TASK REQUIREMENTS - If a line in the listing below holds the word "text", it counts toward the total; report that total alone.

··········

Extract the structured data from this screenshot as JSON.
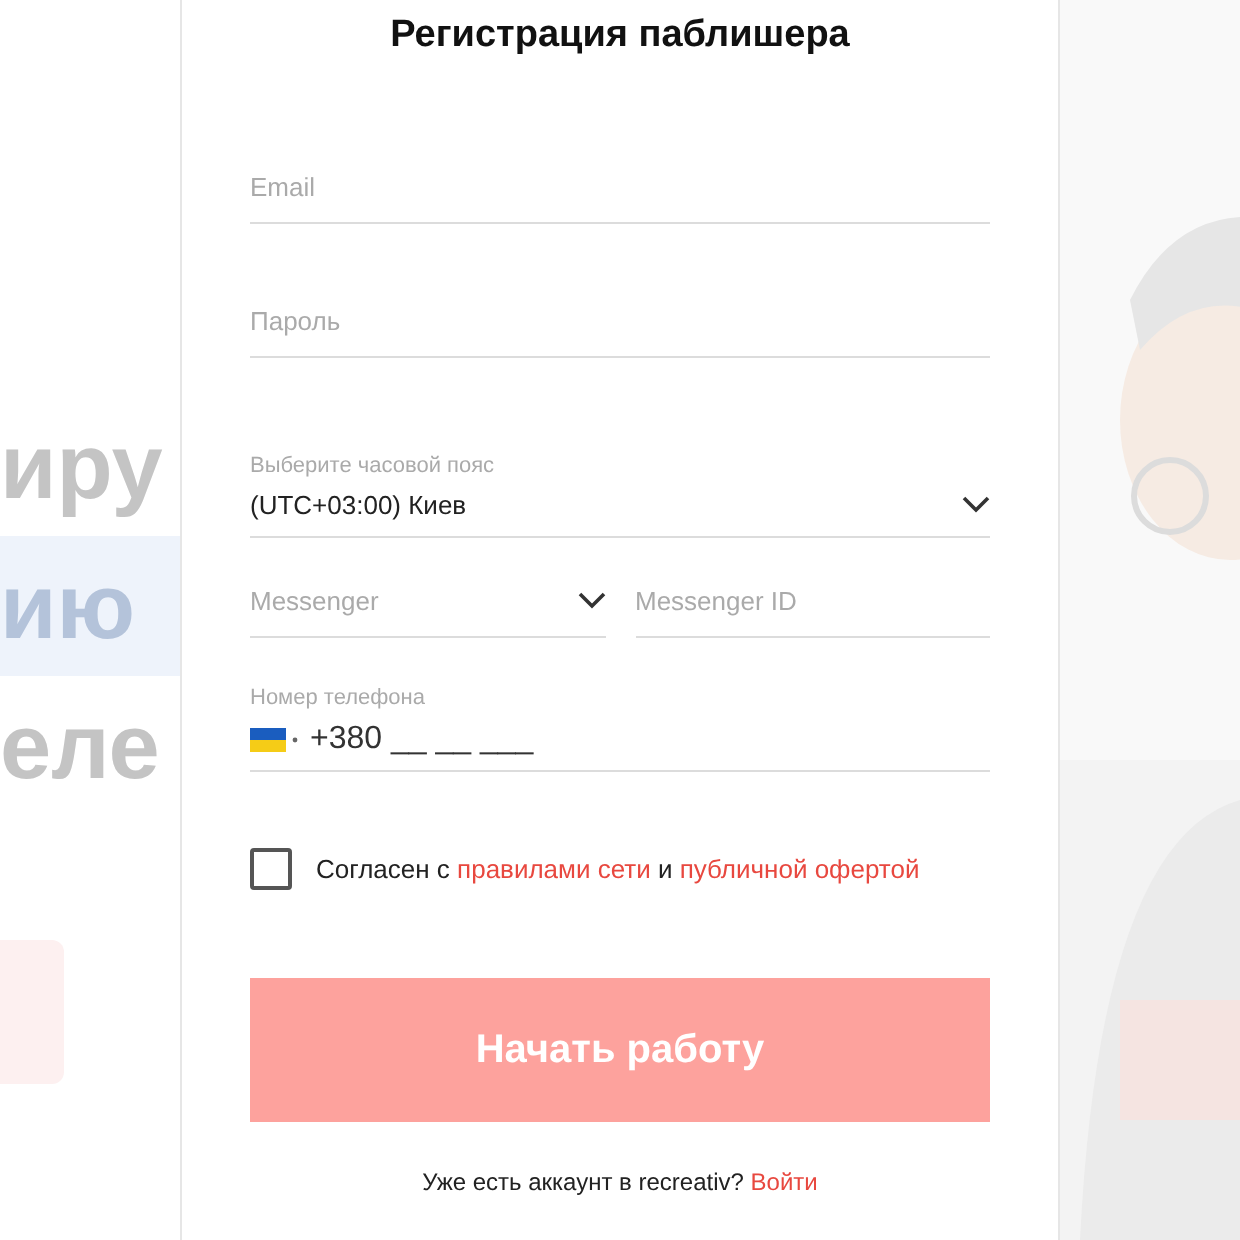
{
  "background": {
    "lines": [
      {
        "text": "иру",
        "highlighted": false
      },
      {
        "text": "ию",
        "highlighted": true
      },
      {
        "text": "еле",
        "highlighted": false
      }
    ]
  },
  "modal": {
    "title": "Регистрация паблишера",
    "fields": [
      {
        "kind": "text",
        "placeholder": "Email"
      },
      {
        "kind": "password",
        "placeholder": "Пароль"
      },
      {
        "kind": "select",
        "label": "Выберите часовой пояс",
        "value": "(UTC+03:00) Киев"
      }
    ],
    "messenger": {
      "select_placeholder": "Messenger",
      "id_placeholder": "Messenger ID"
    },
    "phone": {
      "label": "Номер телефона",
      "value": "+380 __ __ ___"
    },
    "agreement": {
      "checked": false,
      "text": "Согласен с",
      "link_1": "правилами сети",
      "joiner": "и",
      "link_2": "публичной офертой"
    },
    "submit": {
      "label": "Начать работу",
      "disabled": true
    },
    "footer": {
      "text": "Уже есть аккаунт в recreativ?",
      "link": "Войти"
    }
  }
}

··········

EXERCISE RESULT - 6